Thursday, September 16, 2004
Blakely Applies to Upper Term Decision, C.A. Rules
By a MetNews Staff Writer
A trial court may not impose the upper prison term authorized by the Determinate Sentencing Law unless the decision is based on a prior conviction or on facts found by a jury, the Fourth District Court of Appeal ruled yesterday.
The decision by Div. One is apparently the first published California appellate decision to apply the recent U.S. Supreme Court ruling in Blakely v. Washington, 124 S.Ct. 2531, to the three-level sentencing scheme of the DSL. The California Supreme Court recently agreed to accept two pre-Blakely Court of Appeal decisions as vehicles for consideration of the same issue.
The defendant in yesterday’s case, Keyon George, was convicted of participating in a robbery with three other men. A San Diego Superior Court jury found him guilty of two counts of residential robbery and found that he was acting on behalf of a criminal street gang, but rejected the allegation he personally carried a firearm.
Judge Eddie C. Sturgeon found that George had previously been convicted of a serious felony and sentenced him to 33 years in prison. The sentence consisted of the 18-year upper term for the first robbery, a 10-year gang enhancement, and a five-year serious felony enhancement; the sentence on the second robbery count was ordered to run concurrently.
In opting for the upper prison term, Sturgeon cited five factors—that George was on probation at the time, that he threatened the victims with great bodily injury, that the crime was planned and sophisticated, that his crimes showed a pattern of increasing seriousness, and that he had done poorly on probation.
But Justice James A. McIntyre, writing for the Court of Appeal, said that all but the first factor are covered by Blakely, which held that a defendant sentenced under Washington state guidelines had his jury trial right violated because the judge sentenced him on the basis of facts that were neither found by a jury nor admitted to as part of the plea bargain he receive.
The high court based its decision on an earlier ruling, in Apprendi v. New Jersey, holding that any fact, other than that of a prior conviction, that results in an increase in what would otherwise be the maximum allowable sentence must be determined by a jury unless the defendant waives that right.
The upper-term decision under California’s law is, as a practical matter, no different from the decision to adjust a sentence upwards under Washington’s scheme, McIntyre said.
In concluding that remand is required, the justice acknowledged that under California law, a single aggravating factor is sufficient to impose the upper term.

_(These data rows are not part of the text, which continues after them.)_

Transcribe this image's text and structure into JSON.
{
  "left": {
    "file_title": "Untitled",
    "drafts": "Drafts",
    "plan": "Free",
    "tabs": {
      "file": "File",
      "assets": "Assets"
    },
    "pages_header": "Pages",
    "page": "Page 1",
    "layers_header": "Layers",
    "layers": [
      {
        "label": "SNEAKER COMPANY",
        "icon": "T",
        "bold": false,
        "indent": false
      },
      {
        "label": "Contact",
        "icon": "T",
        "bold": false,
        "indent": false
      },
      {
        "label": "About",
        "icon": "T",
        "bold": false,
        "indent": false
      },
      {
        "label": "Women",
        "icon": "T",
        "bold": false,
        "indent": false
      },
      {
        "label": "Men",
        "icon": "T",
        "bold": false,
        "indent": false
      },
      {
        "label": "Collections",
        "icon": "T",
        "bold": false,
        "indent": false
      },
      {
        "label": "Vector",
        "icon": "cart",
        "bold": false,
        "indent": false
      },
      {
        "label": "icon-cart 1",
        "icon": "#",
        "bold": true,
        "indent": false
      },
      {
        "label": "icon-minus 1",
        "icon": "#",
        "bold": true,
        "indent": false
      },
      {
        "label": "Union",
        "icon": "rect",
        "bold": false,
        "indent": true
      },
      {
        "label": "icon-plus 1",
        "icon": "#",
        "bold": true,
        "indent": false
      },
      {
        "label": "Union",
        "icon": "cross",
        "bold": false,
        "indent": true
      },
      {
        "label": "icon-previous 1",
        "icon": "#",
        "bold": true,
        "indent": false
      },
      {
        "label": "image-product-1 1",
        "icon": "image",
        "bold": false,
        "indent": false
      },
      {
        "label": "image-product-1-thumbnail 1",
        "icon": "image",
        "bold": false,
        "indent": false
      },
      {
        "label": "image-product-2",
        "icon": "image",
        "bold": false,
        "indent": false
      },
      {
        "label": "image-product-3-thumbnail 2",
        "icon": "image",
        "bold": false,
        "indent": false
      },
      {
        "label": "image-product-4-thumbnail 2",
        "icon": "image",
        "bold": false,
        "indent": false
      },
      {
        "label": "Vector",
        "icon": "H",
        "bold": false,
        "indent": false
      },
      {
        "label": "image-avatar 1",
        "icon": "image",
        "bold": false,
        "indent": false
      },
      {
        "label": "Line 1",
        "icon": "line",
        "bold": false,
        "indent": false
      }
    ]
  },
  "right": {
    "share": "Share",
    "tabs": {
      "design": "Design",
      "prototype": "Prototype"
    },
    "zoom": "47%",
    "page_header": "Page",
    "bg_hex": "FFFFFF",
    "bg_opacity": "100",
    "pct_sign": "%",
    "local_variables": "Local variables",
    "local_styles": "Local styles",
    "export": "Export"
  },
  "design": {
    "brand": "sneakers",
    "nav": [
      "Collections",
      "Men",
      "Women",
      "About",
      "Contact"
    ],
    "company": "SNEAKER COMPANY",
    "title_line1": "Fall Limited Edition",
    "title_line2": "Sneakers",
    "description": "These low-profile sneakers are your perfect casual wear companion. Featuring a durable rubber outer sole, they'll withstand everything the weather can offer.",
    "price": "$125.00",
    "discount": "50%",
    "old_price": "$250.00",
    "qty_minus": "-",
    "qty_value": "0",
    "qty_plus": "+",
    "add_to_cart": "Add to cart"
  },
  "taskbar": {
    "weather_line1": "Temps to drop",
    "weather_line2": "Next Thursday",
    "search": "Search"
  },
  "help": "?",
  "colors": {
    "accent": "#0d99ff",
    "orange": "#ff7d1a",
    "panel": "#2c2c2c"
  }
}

Since the fact that George was on probation at the time of the new crime was derived from his prior conviction, McIntyre reasoned, Blakely did not bar the trial judge from making that finding.
The appellate court cannot, however, assume that the trial judge would have imposed the upper term based on that factor alone, McIntyre said.
The case is People v. George, 04 S.O.S. 5019.
Copyright 2004, Metropolitan News Company